*Work instructions*.
Would you copy out each line of the records below that includes the word "channel"?

(Collection entries)
· · · · ·

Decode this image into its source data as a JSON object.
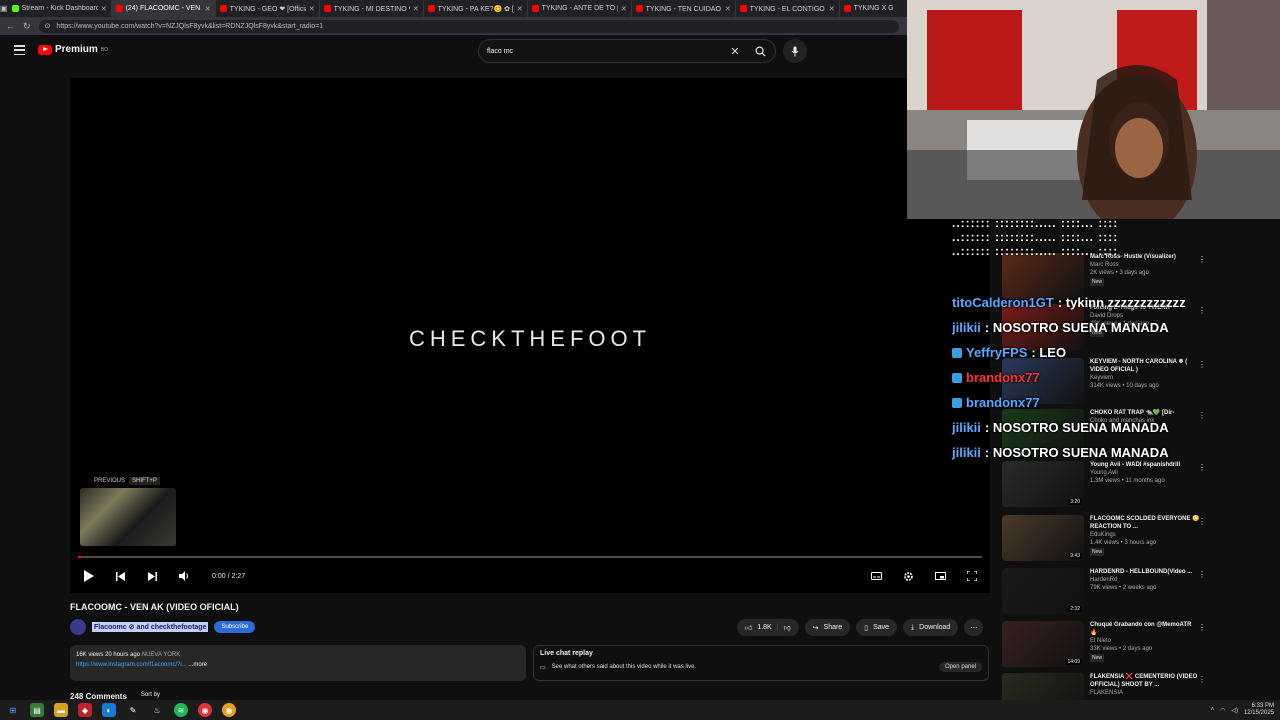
{
  "browser": {
    "tabs": [
      {
        "title": "Stream - Kick Dashboard",
        "color": "#53fc18",
        "active": false
      },
      {
        "title": "(24) FLACOOMC - VEN AK",
        "color": "#ff0000",
        "active": true
      },
      {
        "title": "TYKING - GEO ❤ [Official Vi",
        "color": "#ff0000",
        "active": false
      },
      {
        "title": "TYKING - MI DESTINO ❤ [O",
        "color": "#ff0000",
        "active": false
      },
      {
        "title": "TYKING - PA KE?😊 ✿ [ Off",
        "color": "#ff0000",
        "active": false
      },
      {
        "title": "TYKING - ANTE DE TO [Offi",
        "color": "#ff0000",
        "active": false
      },
      {
        "title": "TYKING - TEN CUIDAO PT2 🔥",
        "color": "#ff0000",
        "active": false
      },
      {
        "title": "TYKING - EL CONTIGO ❤🔥",
        "color": "#ff0000",
        "active": false
      },
      {
        "title": "TYKING X G",
        "color": "#ff0000",
        "active": false
      }
    ],
    "url": "https://www.youtube.com/watch?v=NZJQlsF8yvk&list=RDNZJQlsF8yvk&start_radio=1"
  },
  "header": {
    "logo_text": "Premium",
    "logo_sup": "BO",
    "search_value": "flaco mc"
  },
  "player": {
    "video_text": "CHECKTHEFOOT",
    "prev_label": "PREVIOUS",
    "prev_shortcut": "SHIFT+P",
    "time": "0:00 / 2:27",
    "progress": 0.004
  },
  "video": {
    "title": "FLACOOMC - VEN AK (VIDEO OFICIAL)",
    "channel": "Flacoomc",
    "collab": "and checkthefootage",
    "subscribe": "Subscribe",
    "likes": "1.8K",
    "share": "Share",
    "save": "Save",
    "download": "Download",
    "views": "16K views",
    "age": "20 hours ago",
    "place": "NUEVA YORK",
    "desc_link": "https://www.instagram.com/f1acoomc/?i...",
    "more": "...more",
    "comments": "248 Comments",
    "sort": "Sort by"
  },
  "livechat": {
    "title": "Live chat replay",
    "text": "See what others said about this video while it was live.",
    "open": "Open panel"
  },
  "recommendations": [
    {
      "title": "Marc Ross- Hustle (Visualizer)",
      "channel": "Marc Ross",
      "meta": "2K views • 3 days ago",
      "badge": "New",
      "duration": "",
      "color": "#5a2a18"
    },
    {
      "title": "Forcing E-Thugs To TWERK",
      "channel": "David Drops",
      "meta": "49K views • 1 day ago",
      "badge": "New",
      "duration": "",
      "color": "#7a1a1a"
    },
    {
      "title": "KEYVIEM - NORTH CAROLINA ❄ ( VIDEO OFICIAL )",
      "channel": "Keyviem",
      "meta": "314K views • 10 days ago",
      "badge": "",
      "duration": "",
      "color": "#2a3a5a"
    },
    {
      "title": "CHOKO RAT TRAP 🐀💚 [Dir-",
      "channel": "Choko and manchas ink",
      "meta": "",
      "badge": "",
      "duration": "",
      "color": "#1a3a1a"
    },
    {
      "title": "Young Avii - WADI #spanishdrill",
      "channel": "Young Avii",
      "meta": "1.3M views • 11 months ago",
      "badge": "",
      "duration": "3:20",
      "color": "#2a2a2a"
    },
    {
      "title": "FLACOOMC SCOLDED EVERYONE 😳 REACTION TO ...",
      "channel": "EduKings",
      "meta": "1.4K views • 3 hours ago",
      "badge": "New",
      "duration": "9:43",
      "color": "#4a3a2a"
    },
    {
      "title": "HARDENRD - HELLBOUND(Video ...",
      "channel": "HardenRd",
      "meta": "79K views • 2 weeks ago",
      "badge": "",
      "duration": "2:32",
      "color": "#1a1a1a"
    },
    {
      "title": "Chuqué Grabando con @MemoATR 🔥",
      "channel": "El Nieto",
      "meta": "33K views • 2 days ago",
      "badge": "New",
      "duration": "14:09",
      "color": "#3a2020"
    },
    {
      "title": "FLAKENSIA ❌ CEMENTERIO (VIDEO OFFICIAL) SHOOT BY ...",
      "channel": "FLAKENSIA",
      "meta": "",
      "badge": "",
      "duration": "",
      "color": "#2a2a20"
    }
  ],
  "chat": [
    {
      "user": "titoCalderon1GT",
      "msg": ": tykinn zzzzzzzzzzzz",
      "color": "blue",
      "badge": false
    },
    {
      "user": "jilikii",
      "msg": ": NOSOTRO SUENA MANADA",
      "color": "blue",
      "badge": false
    },
    {
      "user": "YeffryFPS",
      "msg": ": LEO",
      "color": "blue",
      "badge": true
    },
    {
      "user": "brandonx77",
      "msg": "",
      "color": "red",
      "badge": true
    },
    {
      "user": "brandonx77",
      "msg": "",
      "color": "blue",
      "badge": true
    },
    {
      "user": "jilikii",
      "msg": ": NOSOTRO SUENA MANADA",
      "color": "blue",
      "badge": false
    },
    {
      "user": "jilikii",
      "msg": ": NOSOTRO SUENA MANADA",
      "color": "blue",
      "badge": false
    }
  ],
  "overlay_bars": "..:::::: ::::::::..... ::::... ::::",
  "tray": {
    "time": "6:33 PM",
    "date": "12/15/2025"
  }
}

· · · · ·

*Completed task*.
    "channel": "Flacoomc",
      "channel": "Marc Ross",
      "channel": "David Drops",
      "channel": "Keyviem",
      "channel": "Choko and manchas ink",
      "channel": "Young Avii",
      "channel": "EduKings",
      "channel": "HardenRd",
      "channel": "El Nieto",
      "channel": "FLAKENSIA",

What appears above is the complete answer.